Lastpass, any apple keychain kind of thing, Duo, any centralized “password managers” are all bad. Stick with basic things like KeepassX[C] and basic TOTP that’s not shared. Use things like Syncthing to share on local stack only (e.g. home wifi).

I think maybe there’s a nice market for privacy oriented folk with an “integrated self-hosted” solution like this to give the centralized options a run for their money. It’d certainly be a win for public safety if an alternative like that got adopted.

Of course all I said applies to the non-SIM specific part of this attack. If anyone is still using SIM/phone # 2FA that’s another story…

“And of course, an independent 2FA like Google Authenticator where it is an option is ideal. But if you lose your phone, its non-recoverable”

I use FreeOTP and back up every time I get a new entry via a .bat file in Windows through ADB. You can use a password and store it on an encrypted volume and it’s about as secure as anything else.

echo “Unlock phone.”
ren freeotp-backup.ab freeotp-backup.old2
del freeotp-backup.old
ren freeotp-backup.old2 freeotp-backup.old
adb backup -f freeotp-backup.ab -apk org.fedorahosted.freeotp

Yes, I’ve lost my phone and all my 2fa codes before. =D

It must have been a horrible experience, sorry for that.

Regarding the iCloud and FaceID part, I’m very fuzzy on the connection the SIM had to these things. From my experience, my FaceID would only be useful if you had my actual phone and iCloud has a login/pass all on it’s own, that I’ve had to struggle with when changed.

Maybe I’m not reading the story correctly since it seems like some details are missing??

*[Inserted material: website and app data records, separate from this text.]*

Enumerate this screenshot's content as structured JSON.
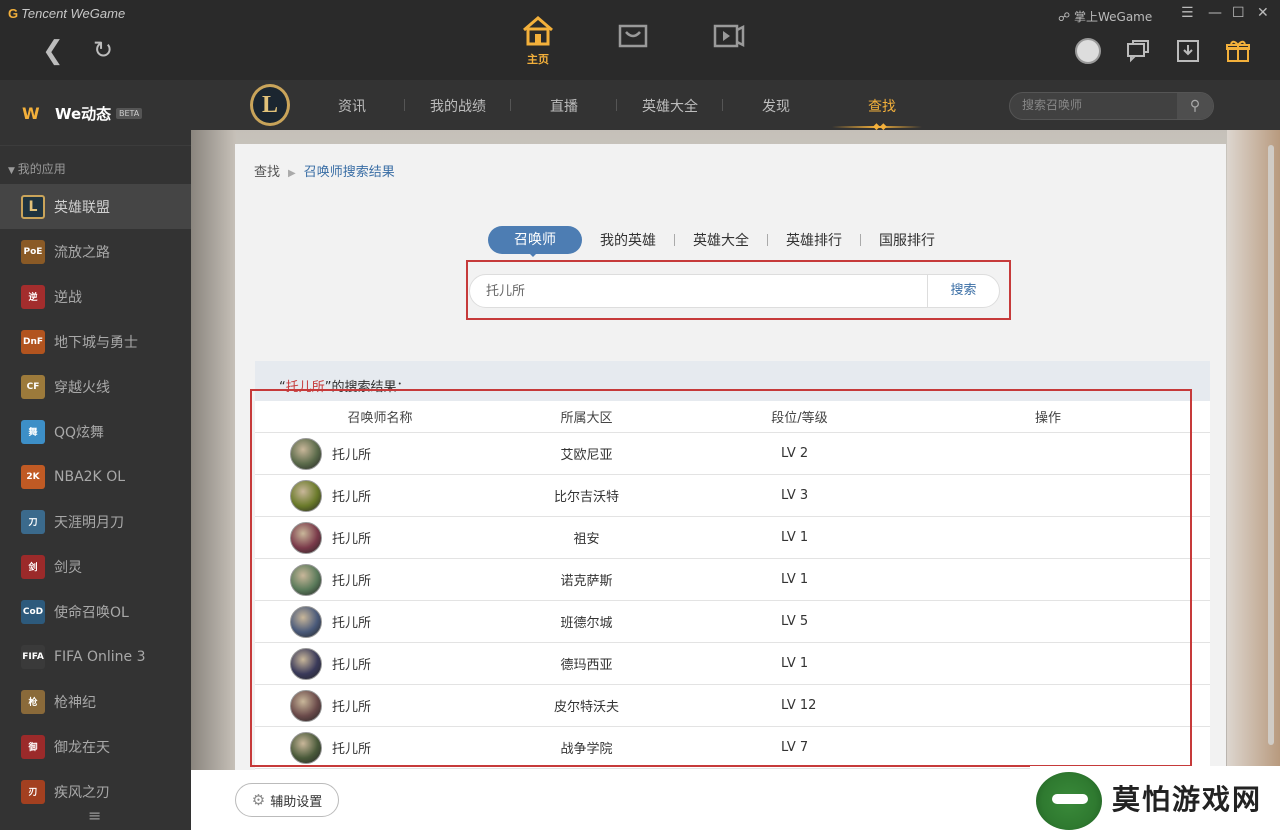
{
  "titlebar": {
    "brand": "Tencent WeGame",
    "mobile_label": "掌上WeGame",
    "min": "—",
    "max": "☐",
    "close": "✕",
    "menu": "☰"
  },
  "maintabs": [
    {
      "label": "主页",
      "icon": "home-icon"
    },
    {
      "label": "",
      "icon": "store-icon"
    },
    {
      "label": "",
      "icon": "video-icon"
    }
  ],
  "sidebar": {
    "header": "We动态",
    "beta": "BETA",
    "apps_heading": "我的应用",
    "apps": [
      {
        "label": "英雄联盟",
        "icon": "lol-icon",
        "color": "#1f3440"
      },
      {
        "label": "流放之路",
        "icon": "poe-icon",
        "color": "#8a5a26",
        "text": "PoE"
      },
      {
        "label": "逆战",
        "icon": "nizhan-icon",
        "color": "#a32d2d",
        "text": "逆"
      },
      {
        "label": "地下城与勇士",
        "icon": "dnf-icon",
        "color": "#b2541f",
        "text": "DnF"
      },
      {
        "label": "穿越火线",
        "icon": "cf-icon",
        "color": "#9c7a3b",
        "text": "CF"
      },
      {
        "label": "QQ炫舞",
        "icon": "qqdance-icon",
        "color": "#3d8fc7",
        "text": "舞"
      },
      {
        "label": "NBA2K OL",
        "icon": "nba-icon",
        "color": "#c05a24",
        "text": "2K"
      },
      {
        "label": "天涯明月刀",
        "icon": "tianya-icon",
        "color": "#3b6a8c",
        "text": "刀"
      },
      {
        "label": "剑灵",
        "icon": "jianling-icon",
        "color": "#9b2a2a",
        "text": "剑"
      },
      {
        "label": "使命召唤OL",
        "icon": "codol-icon",
        "color": "#2d5a7c",
        "text": "CoD"
      },
      {
        "label": "FIFA Online 3",
        "icon": "fifa-icon",
        "color": "#3a3a3a",
        "text": "FIFA"
      },
      {
        "label": "枪神纪",
        "icon": "qsj-icon",
        "color": "#8a6a3a",
        "text": "枪"
      },
      {
        "label": "御龙在天",
        "icon": "yulong-icon",
        "color": "#9b2a2a",
        "text": "御"
      },
      {
        "label": "疾风之刃",
        "icon": "jifeng-icon",
        "color": "#a34020",
        "text": "刃"
      }
    ]
  },
  "subnav": {
    "items": [
      "资讯",
      "我的战绩",
      "直播",
      "英雄大全",
      "发现",
      "查找"
    ],
    "active_index": 5,
    "search_placeholder": "搜索召唤师"
  },
  "breadcrumb": {
    "root": "查找",
    "current": "召唤师搜索结果"
  },
  "find_tabs": [
    "召唤师",
    "我的英雄",
    "英雄大全",
    "英雄排行",
    "国服排行"
  ],
  "search": {
    "value": "托儿所",
    "button": "搜索"
  },
  "results": {
    "prefix": "“",
    "keyword": "托儿所",
    "suffix": "”的搜索结果：",
    "columns": [
      "召唤师名称",
      "所属大区",
      "段位/等级",
      "操作"
    ],
    "rows": [
      {
        "name": "托儿所",
        "region": "艾欧尼亚",
        "level": "LV 2",
        "avatar": "#5a6a4a"
      },
      {
        "name": "托儿所",
        "region": "比尔吉沃特",
        "level": "LV 3",
        "avatar": "#6a7a2a"
      },
      {
        "name": "托儿所",
        "region": "祖安",
        "level": "LV 1",
        "avatar": "#7a3a4a"
      },
      {
        "name": "托儿所",
        "region": "诺克萨斯",
        "level": "LV 1",
        "avatar": "#5a7a5a"
      },
      {
        "name": "托儿所",
        "region": "班德尔城",
        "level": "LV 5",
        "avatar": "#4a5a7a"
      },
      {
        "name": "托儿所",
        "region": "德玛西亚",
        "level": "LV 1",
        "avatar": "#3a3a5a"
      },
      {
        "name": "托儿所",
        "region": "皮尔特沃夫",
        "level": "LV 12",
        "avatar": "#6a4a4a"
      },
      {
        "name": "托儿所",
        "region": "战争学院",
        "level": "LV 7",
        "avatar": "#4a5a3a"
      }
    ]
  },
  "bottom": {
    "assist_label": "辅助设置"
  },
  "watermark": {
    "text": "莫怕游戏网"
  }
}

To me, it is almost like you might have had someone physically possess your actual device with enough access to do some of these things. They could have used your apps, seen your passwords or requested PW changes, then swapped the SIM, so with a 2nd device and your old SIM, they could respond to the 2FA requests.

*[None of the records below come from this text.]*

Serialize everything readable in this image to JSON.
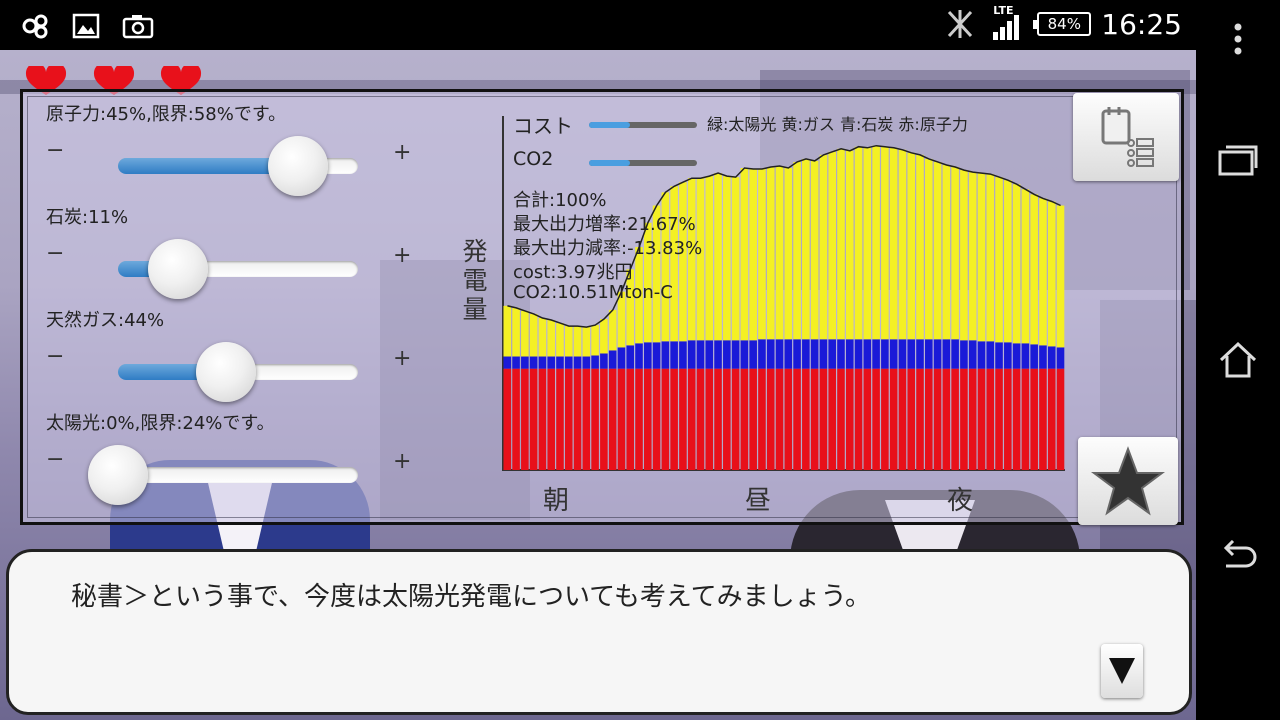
{
  "status_bar": {
    "battery": "84%",
    "network": "LTE",
    "time": "16:25",
    "icons": [
      "app-icon",
      "gallery-icon",
      "camera-icon",
      "vibrate-off-icon",
      "signal-icon",
      "battery-icon"
    ]
  },
  "nav_bar": {
    "icons": [
      "overflow-menu-icon",
      "recents-icon",
      "home-icon",
      "back-icon"
    ]
  },
  "lives": {
    "count": 3,
    "icon": "heart-icon",
    "color": "#e8111b"
  },
  "sliders": [
    {
      "label": "原子力:45%,限界:58%です。",
      "minus": "−",
      "plus": "+",
      "level": 0.75,
      "fill": 0.7
    },
    {
      "label": "石炭:11%",
      "minus": "−",
      "plus": "+",
      "level": 0.25,
      "fill": 0.2
    },
    {
      "label": "天然ガス:44%",
      "minus": "−",
      "plus": "+",
      "level": 0.45,
      "fill": 0.45
    },
    {
      "label": "太陽光:0%,限界:24%です。",
      "minus": "−",
      "plus": "+",
      "level": 0.0,
      "fill": 0.0
    }
  ],
  "legend": {
    "cost_label": "コスト",
    "cost_level": 0.38,
    "co2_label": "CO2",
    "co2_level": 0.38,
    "color_legend": "緑:太陽光 黄:ガス 青:石炭 赤:原子力"
  },
  "stats": {
    "total": "合計:100%",
    "max_increase": "最大出力増率:21.67%",
    "max_decrease": "最大出力減率:-13.83%",
    "cost": "cost:3.97兆円",
    "co2": "CO2:10.51Mton-C"
  },
  "chart_data": {
    "type": "area",
    "ylabel": "発電量",
    "xticks": [
      "朝",
      "昼",
      "夜"
    ],
    "stacked": true,
    "colors": {
      "nuclear": "#e8101a",
      "coal": "#1a1ad8",
      "gas": "#f4f024"
    },
    "ylim": [
      0,
      300
    ],
    "series": [
      {
        "name": "原子力",
        "color": "#e8101a",
        "values": [
          100,
          100,
          100,
          100,
          100,
          100,
          100,
          100,
          100,
          100,
          100,
          100,
          100,
          100,
          100,
          100,
          100,
          100,
          100,
          100,
          100,
          100,
          100,
          100,
          100,
          100,
          100,
          100,
          100,
          100,
          100,
          100,
          100,
          100,
          100,
          100,
          100,
          100,
          100,
          100,
          100,
          100,
          100,
          100,
          100,
          100,
          100,
          100,
          100,
          100,
          100,
          100,
          100,
          100,
          100,
          100,
          100,
          100,
          100,
          100,
          100,
          100,
          100,
          100
        ]
      },
      {
        "name": "石炭",
        "color": "#1a1ad8",
        "values": [
          12,
          12,
          12,
          12,
          12,
          12,
          12,
          12,
          12,
          12,
          13,
          15,
          18,
          21,
          23,
          25,
          26,
          26,
          27,
          27,
          27,
          28,
          28,
          28,
          28,
          28,
          28,
          28,
          28,
          29,
          29,
          29,
          29,
          29,
          29,
          29,
          29,
          29,
          29,
          29,
          29,
          29,
          29,
          29,
          29,
          29,
          29,
          29,
          29,
          29,
          29,
          29,
          28,
          28,
          27,
          27,
          26,
          26,
          25,
          25,
          24,
          23,
          22,
          21
        ]
      },
      {
        "name": "天然ガス",
        "color": "#f4f024",
        "values": [
          50,
          48,
          45,
          42,
          38,
          36,
          33,
          30,
          30,
          29,
          30,
          34,
          40,
          55,
          75,
          95,
          118,
          135,
          147,
          153,
          157,
          160,
          160,
          162,
          165,
          162,
          161,
          170,
          169,
          168,
          170,
          171,
          169,
          175,
          178,
          176,
          182,
          185,
          188,
          186,
          190,
          189,
          191,
          190,
          189,
          187,
          184,
          182,
          178,
          175,
          172,
          170,
          168,
          166,
          166,
          165,
          163,
          160,
          157,
          152,
          148,
          145,
          143,
          140
        ]
      }
    ]
  },
  "side_buttons": {
    "top": "memo-list-icon",
    "bottom": "star-icon"
  },
  "dialogue": {
    "text": "秘書＞という事で、今度は太陽光発電についても考えてみましょう。",
    "next_icon": "triangle-down-icon"
  }
}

Anyway, thanks for raising awareness of SIM attack.

I believe they used 2FA to reset my passwords to iCloud and then used FaceID to unlock every other account in the system - some also requiring 2FA. It all happened very fast, and is largely untraceable. Very frustrating.